Shortly after, I’d discover that I was, in fact, finally pregnant. Voila. Here we are. So what happens now?
Posts have been scant over the past few months, as I have been trying to acclimate to my body’s rapid changes. As one might imagine, growing a human is actually complicated and physically demanding. Who knew? At any rate, my energy is slowly returning, and I’ll be planning more adventures soon. While this blog will not become a shrine to my child, I will start sporadically incorporating les enfants into the post repertoire. With this newfound pass into parenthood, never existed a better occasion to begin thinking about introducing children into different cultures- a fun challenge I wholeheartedly accept. More importantly, I do want to take this opportunity to extend a colossal ‘thank you’ to all for continuing to support À La Prochaine. This blog and its expanding community- whether it be devoted friends who like every single post across social media, or all of the new friends who drop me a line to chat about French culture- has been the greatest of pleasures. Unbeknownst to you, you have all kept me from the trenches. You are all wonderful. I didn’t need a dress or a shoe to tell me that. This community is my favorite retreat, period.
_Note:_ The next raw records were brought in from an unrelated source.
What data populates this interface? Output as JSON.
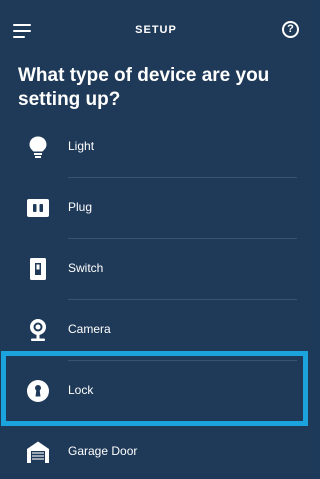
{
  "header": {
    "title": "SETUP",
    "help_label": "?"
  },
  "page_title": "What type of device are you setting up?",
  "devices": [
    {
      "label": "Light",
      "icon": "lightbulb-icon"
    },
    {
      "label": "Plug",
      "icon": "plug-icon"
    },
    {
      "label": "Switch",
      "icon": "switch-icon"
    },
    {
      "label": "Camera",
      "icon": "camera-icon"
    },
    {
      "label": "Lock",
      "icon": "lock-icon",
      "selected": true
    },
    {
      "label": "Garage Door",
      "icon": "garage-door-icon"
    }
  ],
  "colors": {
    "background": "#1f3a58",
    "highlight": "#1ba3dd",
    "text": "#ffffff"
  }
}
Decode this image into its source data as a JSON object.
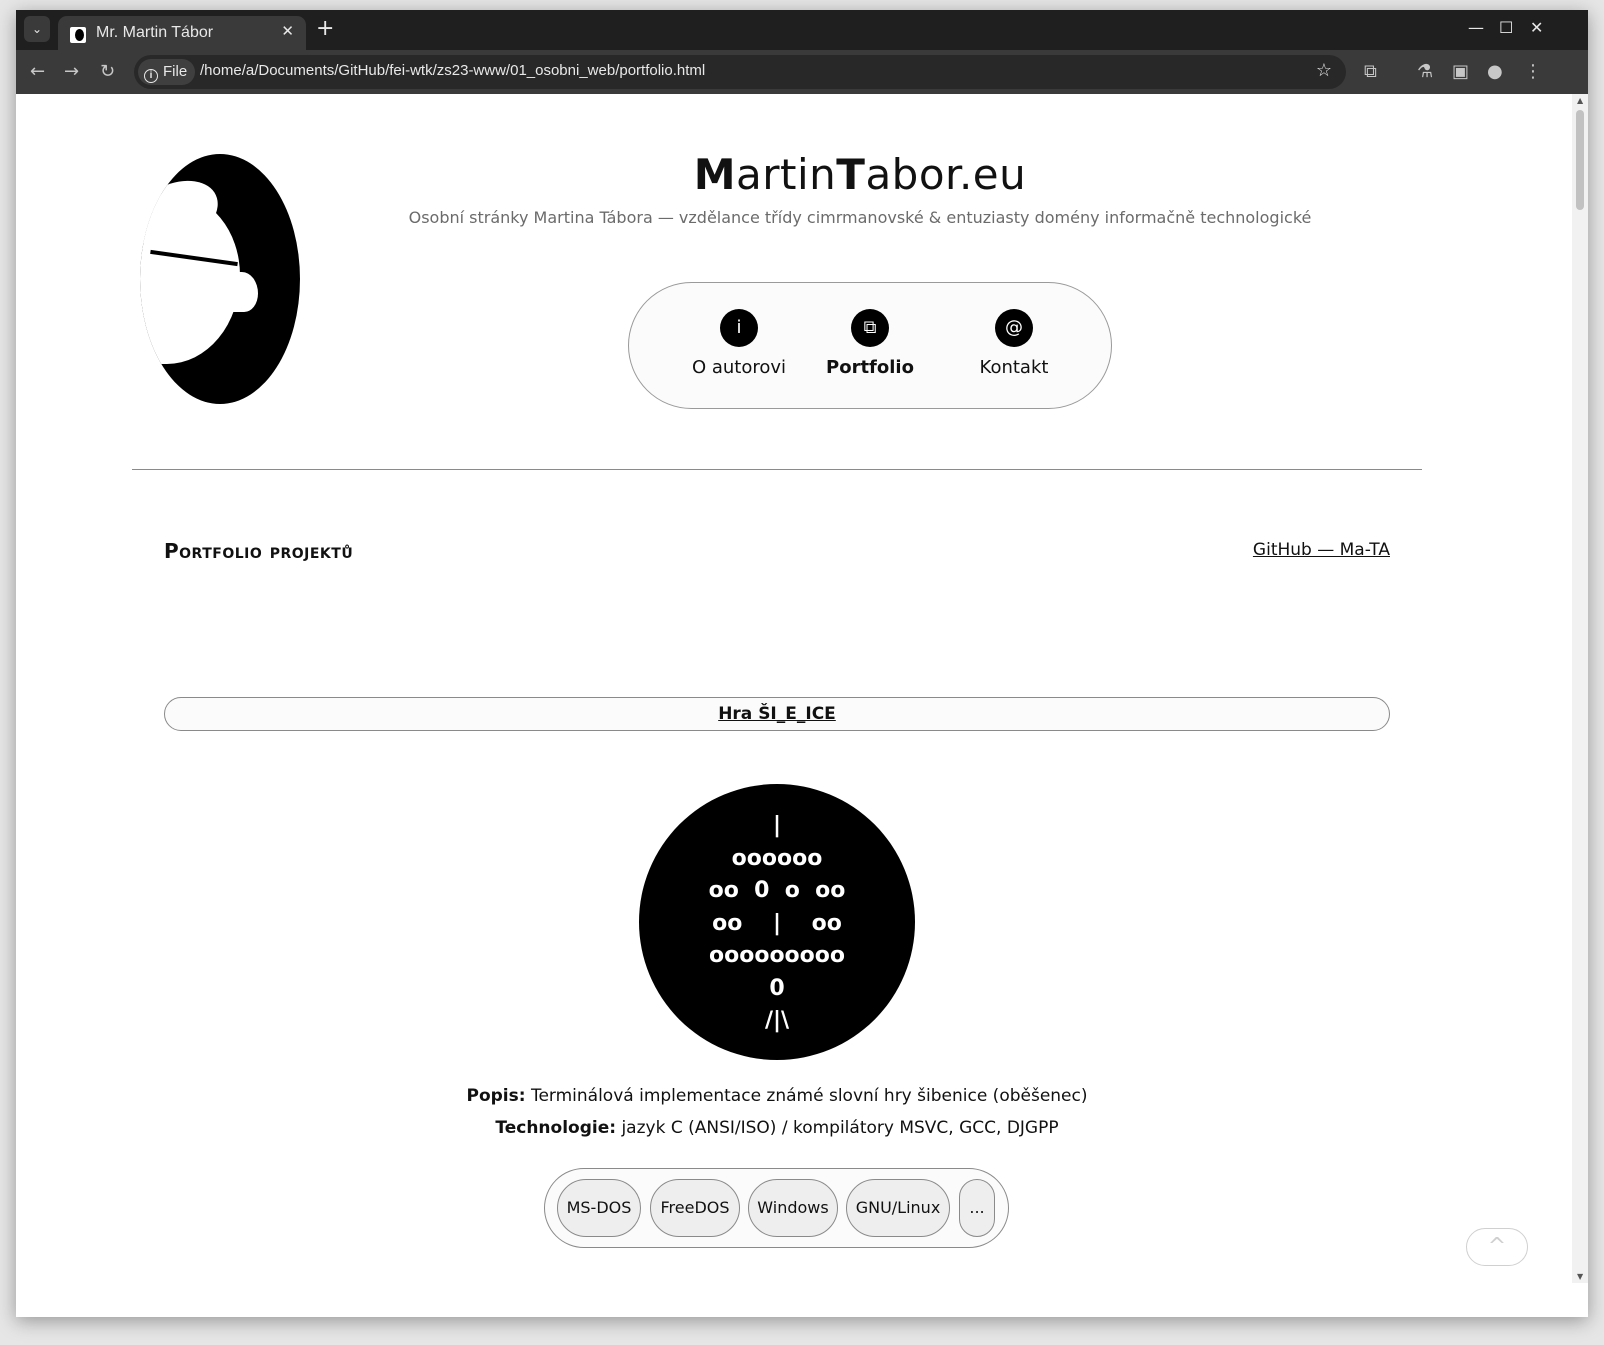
{
  "browser": {
    "tab_title": "Mr. Martin Tábor",
    "new_tab": "+",
    "close_tab": "✕",
    "tab_search": "⌄",
    "window_controls": {
      "minimize": "—",
      "maximize": "☐",
      "close": "✕"
    },
    "omnibox": {
      "chip_icon": "i",
      "chip_label": "File",
      "url": "/home/a/Documents/GitHub/fei-wtk/zs23-www/01_osobni_web/portfolio.html"
    },
    "toolbar_icons": {
      "back": "←",
      "forward": "→",
      "reload": "↻",
      "bookmark": "☆",
      "extensions": "⧉",
      "labs": "⚗",
      "sidepanel": "▣",
      "profile": "●",
      "menu": "⋮"
    }
  },
  "header": {
    "title_part1_bold": "M",
    "title_part1_rest": "artin",
    "title_part2_bold": "T",
    "title_part2_rest": "abor.eu",
    "subtitle": "Osobní stránky Martina Tábora — vzdělance třídy cimrmanovské & entuziasty domény informačně technologické"
  },
  "nav": {
    "items": [
      {
        "icon": "i",
        "label": "O autorovi",
        "active": false
      },
      {
        "icon": "⧉",
        "label": "Portfolio",
        "active": true
      },
      {
        "icon": "@",
        "label": "Kontakt",
        "active": false
      }
    ]
  },
  "portfolio": {
    "section_title": "Portfolio projektů",
    "github_link": "GitHub — Ma-TA",
    "projects": [
      {
        "title": "Hra ŠI_E_ICE",
        "ascii_art": "|\noooooo\noo  0  o  oo\noo    |    oo\nooooooooo\n0\n/|\\",
        "desc_label": "Popis:",
        "desc_text": "Terminálová implementace známé slovní hry šibenice (oběšenec)",
        "tech_label": "Technologie:",
        "tech_text": "jazyk C (ANSI/ISO) / kompilátory MSVC, GCC, DJGPP",
        "platforms": [
          "MS-DOS",
          "FreeDOS",
          "Windows",
          "GNU/Linux",
          "..."
        ]
      }
    ]
  },
  "back_to_top": "^"
}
For anyone out there struggling with infertility, I am here for you. It’s terrible. I understand. During the entirety of my experience, any discussion of infertility seemed taboo. That is very wrong. I’m not sure why in the United States there is such a stigma attached to this subject, but in 2016 the shame of this disease feels as present as ever. I certainly felt it. I am curious to know how this topic is treated in other cultures. Are people elsewhere also so apprehensive to broach the conversation? If you have any insight, I welcome a respectful discussion in the comments. Regardless, infertility is a physically, emotionally, and mentally taxing disease. While it is indeed incredibly personal and uncomfortable, we need to start talking. As the Center for Disease Control and Prevent reports, 11.3% of women in the United States seek intervention for infertility- proof that this is, in fact, growing increasingly common. In the meantime, the only advice I can reasonably offer is to force yourself to keep pursuing the things you love. Don’t lose yourself, and most importantly please, please, please remember that ‘nothing’ is utter garbage. You, your feelings, and your passions are always something.
Ça suffit. Now, we return you to our regularly-scheduled francophile adventures.
Merci beaucoup. À La Prochaine.